What is expected: Line by line, please look for the word "winrar" in the following records, then copy each line you find it in.

Data extracts:
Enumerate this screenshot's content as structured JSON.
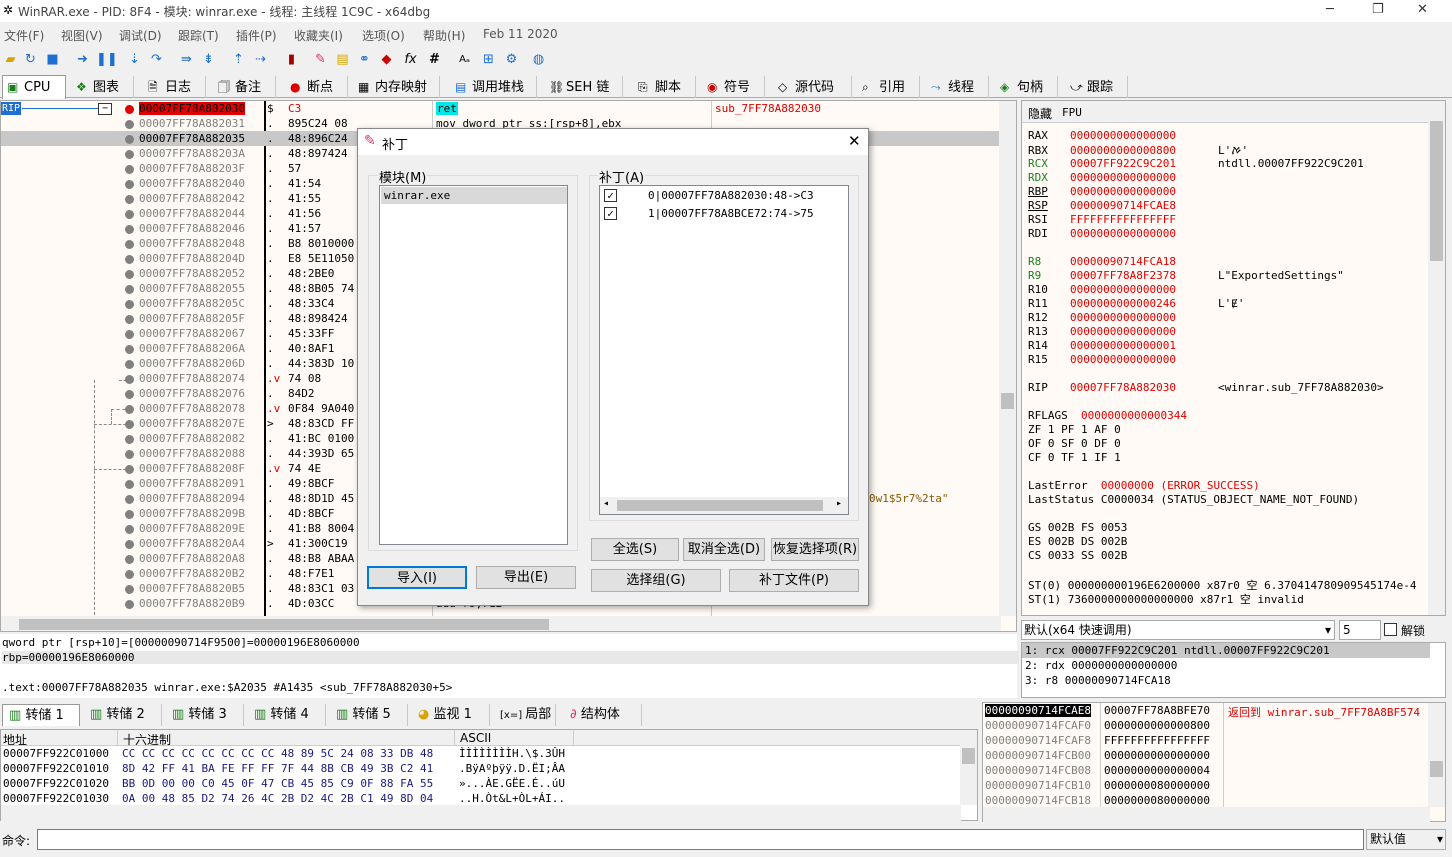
{
  "title": {
    "text": "WinRAR.exe - PID: 8F4 - 模块: winrar.exe - 线程: 主线程 1C9C - x64dbg"
  },
  "menu": [
    "文件(F)",
    "视图(V)",
    "调试(D)",
    "跟踪(T)",
    "插件(P)",
    "收藏夹(I)",
    "选项(O)",
    "帮助(H)",
    "Feb 11 2020"
  ],
  "tabs": [
    "CPU",
    "图表",
    "日志",
    "备注",
    "断点",
    "内存映射",
    "调用堆栈",
    "SEH 链",
    "脚本",
    "符号",
    "源代码",
    "引用",
    "线程",
    "句柄",
    "跟踪"
  ],
  "disasm": {
    "rip_label": "RIP",
    "rows": [
      {
        "addr": "00007FF78A882030",
        "mark": "$",
        "bytes": "C3"
      },
      {
        "addr": "00007FF78A882031",
        "mark": ".",
        "bytes": "895C24 08"
      },
      {
        "addr": "00007FF78A882035",
        "mark": ".",
        "bytes": "48:896C24"
      },
      {
        "addr": "00007FF78A88203A",
        "mark": ".",
        "bytes": "48:897424"
      },
      {
        "addr": "00007FF78A88203F",
        "mark": ".",
        "bytes": "57"
      },
      {
        "addr": "00007FF78A882040",
        "mark": ".",
        "bytes": "41:54"
      },
      {
        "addr": "00007FF78A882042",
        "mark": ".",
        "bytes": "41:55"
      },
      {
        "addr": "00007FF78A882044",
        "mark": ".",
        "bytes": "41:56"
      },
      {
        "addr": "00007FF78A882046",
        "mark": ".",
        "bytes": "41:57"
      },
      {
        "addr": "00007FF78A882048",
        "mark": ".",
        "bytes": "B8 8010000"
      },
      {
        "addr": "00007FF78A88204D",
        "mark": ".",
        "bytes": "E8 5E11050"
      },
      {
        "addr": "00007FF78A882052",
        "mark": ".",
        "bytes": "48:2BE0"
      },
      {
        "addr": "00007FF78A882055",
        "mark": ".",
        "bytes": "48:8B05 74"
      },
      {
        "addr": "00007FF78A88205C",
        "mark": ".",
        "bytes": "48:33C4"
      },
      {
        "addr": "00007FF78A88205F",
        "mark": ".",
        "bytes": "48:898424"
      },
      {
        "addr": "00007FF78A882067",
        "mark": ".",
        "bytes": "45:33FF"
      },
      {
        "addr": "00007FF78A88206A",
        "mark": ".",
        "bytes": "40:8AF1"
      },
      {
        "addr": "00007FF78A88206D",
        "mark": ".",
        "bytes": "44:383D 10"
      },
      {
        "addr": "00007FF78A882074",
        "mark": ".v",
        "bytes": "74 08"
      },
      {
        "addr": "00007FF78A882076",
        "mark": ".",
        "bytes": "84D2"
      },
      {
        "addr": "00007FF78A882078",
        "mark": ".v",
        "bytes": "0F84 9A040"
      },
      {
        "addr": "00007FF78A88207E",
        "mark": ">",
        "bytes": "48:83CD FF"
      },
      {
        "addr": "00007FF78A882082",
        "mark": ".",
        "bytes": "41:BC 0100"
      },
      {
        "addr": "00007FF78A882088",
        "mark": ".",
        "bytes": "44:393D 65"
      },
      {
        "addr": "00007FF78A88208F",
        "mark": ".v",
        "bytes": "74 4E"
      },
      {
        "addr": "00007FF78A882091",
        "mark": ".",
        "bytes": "49:8BCF"
      },
      {
        "addr": "00007FF78A882094",
        "mark": ".",
        "bytes": "48:8D1D 45"
      },
      {
        "addr": "00007FF78A88209B",
        "mark": ".",
        "bytes": "4D:8BCF"
      },
      {
        "addr": "00007FF78A88209E",
        "mark": ".",
        "bytes": "41:B8 8004"
      },
      {
        "addr": "00007FF78A8820A4",
        "mark": ">",
        "bytes": "41:300C19"
      },
      {
        "addr": "00007FF78A8820A8",
        "mark": ".",
        "bytes": "48:B8 ABAA"
      },
      {
        "addr": "00007FF78A8820B2",
        "mark": ".",
        "bytes": "48:F7E1"
      },
      {
        "addr": "00007FF78A8820B5",
        "mark": ".",
        "bytes": "48:83C1 03"
      },
      {
        "addr": "00007FF78A8820B9",
        "mark": ".",
        "bytes": "4D:03CC"
      }
    ],
    "instr_ret": "ret",
    "instr_mov": "mov dword ptr ss:[rsp+8],ebx",
    "instr_last": "add r9,r12",
    "comment_label": "sub_7FF78A882030",
    "comment_string": "0w1$5r7%2ta\""
  },
  "info": {
    "line1": "qword ptr [rsp+10]=[00000090714F9500]=00000196E8060000",
    "line2": "rbp=00000196E8060000",
    "line3": ".text:00007FF78A882035 winrar.exe:$A2035 #A1435 <sub_7FF78A882030+5>"
  },
  "regs": {
    "header_hide": "隐藏",
    "header_fpu": "FPU",
    "rows": [
      {
        "n": "RAX",
        "v": "0000000000000000",
        "c": ""
      },
      {
        "n": "RBX",
        "v": "0000000000000800",
        "c": "L'ࠀ'"
      },
      {
        "n": "RCX",
        "v": "00007FF922C9C201",
        "c": "ntdll.00007FF922C9C201"
      },
      {
        "n": "RDX",
        "v": "0000000000000000",
        "c": ""
      },
      {
        "n": "RBP",
        "v": "0000000000000000",
        "c": ""
      },
      {
        "n": "RSP",
        "v": "00000090714FCAE8",
        "c": ""
      },
      {
        "n": "RSI",
        "v": "FFFFFFFFFFFFFFFF",
        "c": ""
      },
      {
        "n": "RDI",
        "v": "0000000000000000",
        "c": ""
      },
      {
        "n": "R8",
        "v": "00000090714FCA18",
        "c": ""
      },
      {
        "n": "R9",
        "v": "00007FF78A8F2378",
        "c": "L\"ExportedSettings\""
      },
      {
        "n": "R10",
        "v": "0000000000000000",
        "c": ""
      },
      {
        "n": "R11",
        "v": "0000000000000246",
        "c": "L'Ɇ'"
      },
      {
        "n": "R12",
        "v": "0000000000000000",
        "c": ""
      },
      {
        "n": "R13",
        "v": "0000000000000000",
        "c": ""
      },
      {
        "n": "R14",
        "v": "0000000000000001",
        "c": ""
      },
      {
        "n": "R15",
        "v": "0000000000000000",
        "c": ""
      },
      {
        "n": "RIP",
        "v": "00007FF78A882030",
        "c": "<winrar.sub_7FF78A882030>"
      }
    ],
    "rflags_label": "RFLAGS",
    "rflags": "0000000000000344",
    "flags1": "ZF 1  PF 1  AF 0",
    "flags2": "OF 0  SF 0  DF 0",
    "flags3": "CF 0  TF 1  IF 1",
    "lasterror_label": "LastError",
    "lasterror": "00000000 (ERROR_SUCCESS)",
    "laststatus": "LastStatus C0000034 (STATUS_OBJECT_NAME_NOT_FOUND)",
    "seg1": "GS 002B  FS 0053",
    "seg2": "ES 002B  DS 002B",
    "seg3": "CS 0033  SS 002B",
    "st0": "ST(0) 000000000196E6200000 x87r0 空 6.370414780909545174e-4",
    "st1": "ST(1) 7360000000000000000 x87r1 空 invalid"
  },
  "callconv": {
    "label": "默认(x64 快速调用)",
    "count": "5",
    "unlock": "解锁",
    "args": [
      "1: rcx 00007FF922C9C201 ntdll.00007FF922C9C201",
      "2: rdx 0000000000000000",
      "3: r8 00000090714FCA18"
    ]
  },
  "bottom_tabs": [
    "转储 1",
    "转储 2",
    "转储 3",
    "转储 4",
    "转储 5",
    "监视 1",
    "局部",
    "结构体"
  ],
  "dump": {
    "headers": [
      "地址",
      "十六进制",
      "ASCII"
    ],
    "rows": [
      {
        "a": "00007FF922C01000",
        "h": "CC CC CC CC CC CC CC CC 48 89 5C 24 08 33 DB 48",
        "s": "ÌÌÌÌÌÌÌÌH.\\$.3ÛH"
      },
      {
        "a": "00007FF922C01010",
        "h": "8D 42 FF 41 BA FE FF FF 7F 44 8B CB 49 3B C2 41",
        "s": ".BÿAºþÿÿ.D.ËI;ÂA"
      },
      {
        "a": "00007FF922C01020",
        "h": "BB 0D 00 00 C0 45 0F 47 CB 45 85 C9 0F 88 FA 55",
        "s": "»...ÀE.GËE.É..úU"
      },
      {
        "a": "00007FF922C01030",
        "h": "0A 00 48 85 D2 74 26 4C 2B D2 4C 2B C1 49 8D 04",
        "s": "..H.Òt&L+ÒL+ÁI.."
      }
    ]
  },
  "stack": {
    "rows": [
      {
        "a": "00000090714FCAE8",
        "v": "00007FF78A8BFE70",
        "c": "返回到 winrar.sub_7FF78A8BF574"
      },
      {
        "a": "00000090714FCAF0",
        "v": "0000000000000800",
        "c": ""
      },
      {
        "a": "00000090714FCAF8",
        "v": "FFFFFFFFFFFFFFFF",
        "c": ""
      },
      {
        "a": "00000090714FCB00",
        "v": "0000000000000000",
        "c": ""
      },
      {
        "a": "00000090714FCB08",
        "v": "0000000000000004",
        "c": ""
      },
      {
        "a": "00000090714FCB10",
        "v": "0000000080000000",
        "c": ""
      },
      {
        "a": "00000090714FCB18",
        "v": "0000000080000000",
        "c": ""
      }
    ]
  },
  "cmd": {
    "label": "命令:",
    "default": "默认值"
  },
  "dialog": {
    "title": "补丁",
    "modules_label": "模块(M)",
    "modules": [
      "winrar.exe"
    ],
    "patches_label": "补丁(A)",
    "patches": [
      "0|00007FF78A882030:48->C3",
      "1|00007FF78A8BCE72:74->75"
    ],
    "btn_import": "导入(I)",
    "btn_export": "导出(E)",
    "btn_selall": "全选(S)",
    "btn_deselall": "取消全选(D)",
    "btn_restore": "恢复选择项(R)",
    "btn_selgroup": "选择组(G)",
    "btn_patchfile": "补丁文件(P)"
  }
}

Exercise result:
    "text": "WinRAR.exe - PID: 8F4 - 模块: winrar.exe - 线程: 主线程 1C9C - x64dbg"
    "line3": ".text:00007FF78A882035 winrar.exe:$A2035 #A1435 <sub_7FF78A882030+5>"
        "c": "<winrar.sub_7FF78A882030>"
        "c": "返回到 winrar.sub_7FF78A8BF574"
      "winrar.exe"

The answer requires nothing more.